Digg founder Kevin Rose is in town and the people at FutureNow (which is part of the BBC’s training and development function) invited him in to speak to people from around the organisation. Interesting presentation but, seriously, not that interesting. In fact, to be honest, I found it puzzling to note how little has changed at Digg and (apparently) how little of consequence is planned for the site. 85 people work there and most are developers. What do they actually do?
The interesting bits from my notes: the whole site, including contributions, is licenced under Creative Commons so you can lift and reuse anything. This is encouraged, in fact. The site’s recommendation engine, which is a new feature produced a 40% increase in diggs. Blimey. I bet they wished they’d launched it earlier. The Digg API will soon allow sites like the BBC’s which embed Digg features to direct traffic to related stories from within the site alongside digged (dugg?) items.

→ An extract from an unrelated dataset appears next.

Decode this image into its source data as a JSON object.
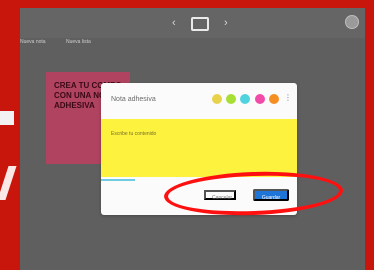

Digg, of course, remains a greeat example of the kind of external site that the BBC (and other creators of content) should make use of, link to and promote as a tool for users while never ever attempting to duplicate or improve upon. Just don’t go there.